Above: Mathew Cooper, Jeremy Ambrum and Meyne Wyatt.
City of Gold
By Meyne Wyatt
Directed by Isaac Drandic
Griffin Theatre/Queensland theatre co-production
Bille brown Theatre
Season: June 29-July 20. Duration: two hours 20 minutes with interval. Bookings: 1800 356 528 or www.queenslandtheatre.com.au
This story is told from Meyne Wyatt’s heart. He wrote the script and starred in the play that was inspired by his life events and set in Australia’s city of gold, Kalgoorlie. It reflects the depression that followed the death of his father and cast a pall over his successful acting career plus the humiliating racism that he experienced day in and day out for all of his life.
His simmering sense of injustice erupted after a 14-year-old indigenous boy, also a distant relative, was run over and killed by a white driver. His manslaughter charge was deemed “not guilty” by a jury that contained no indigenous members and the driver was given three years for death by dangerous driving.
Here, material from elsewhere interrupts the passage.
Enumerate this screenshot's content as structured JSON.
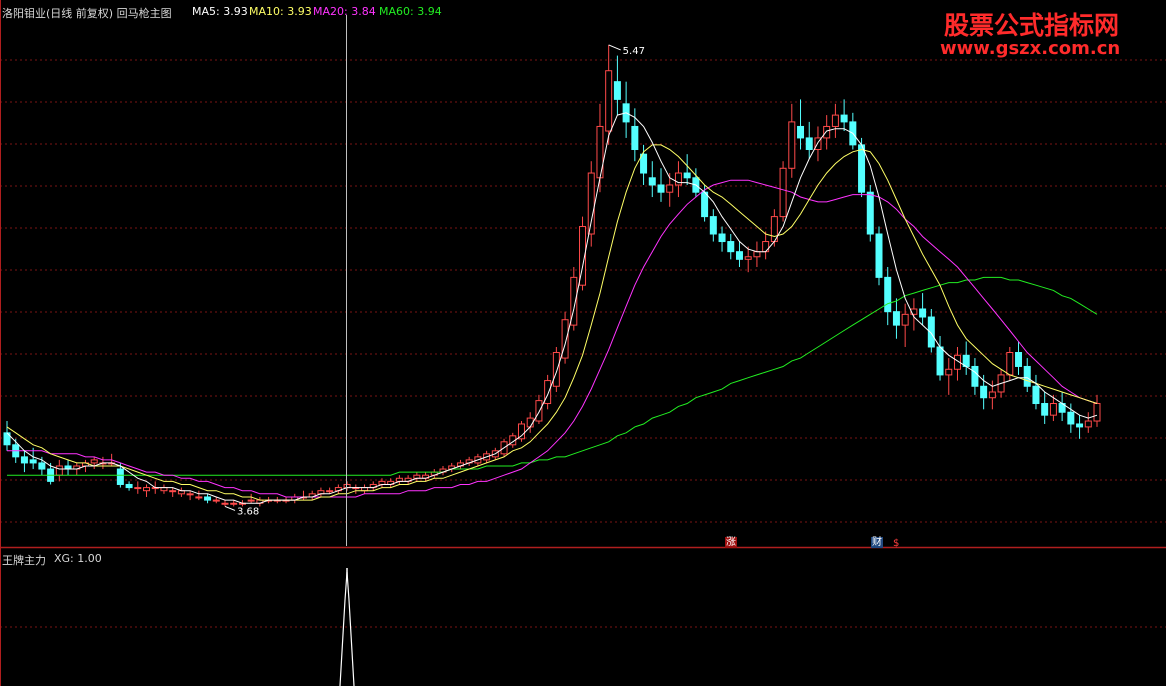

It is this focus on injustice that is the focus on the play.
There are seven very talented and experienced actors both on stage and screen and two of them play triple roles, Christopher Stollery and Anthony Standish. The play opens with Wyatt as actor Breythe performing what looks like a traditional dance in traditional dress, but it slowly unfolds as outlandish colonial styled TV ad for lamb. Breythe’s embarrassment at Christopher Stolley’s white director’s patronising praise and complete ignorance of the humiliation he is unwittingly doling out sets the tone for the play.
After he quits the TVC Breythe goes home to Kalgoorlie for the family funeral of his father. We meet his family big brother Mateo, played with simmering anger and aggression by Mathew Cooper, sister Carina, (Shari Sebbens) and cousin Cliffhanger (Jeremy Ambrun). Family feuds erupt in sibling rivalries and the beer and happy bad language flow.
It is an emotional reunion, but it contains many of the laughs in an often funny script. In his dreams Breythe’s dead father (Maitland Schnaars) visits quite often and so adds to his confusion.
But no matter how funny some scenes were, there was no escaping the underlying relentless angst. Racism might be a cliché to white society, but to Meyne Wyatt and his people it is a word to be lived in anger and fear.
The cries were familiar and we have probably heard them before, but coming from the heart of the one man made the result more powerful. There were times though when it became sermonising, but these moments were forgotten with the dramatic and sudden end to the drama.
The story might have meandered at times but the strands were all pulled into stark focus at the end.
The play was a first time effort from Wyatt and like most first attempts at playwriting there were some imperfections. It was somewhat disjointed and ebbed and flowed in dramatic impact; some characters were not fully developed and at times the message was pounded too hard.
The first baby is always the most difficult to birth and it takes courage it that baby out to public scrutiny. Meyne Wyatt has talent, creativity and courage.
However, where I had criticism, the audience gave the cast a rousing, cheering standing ovation that went on for several minutes. It had obviously hit its mark.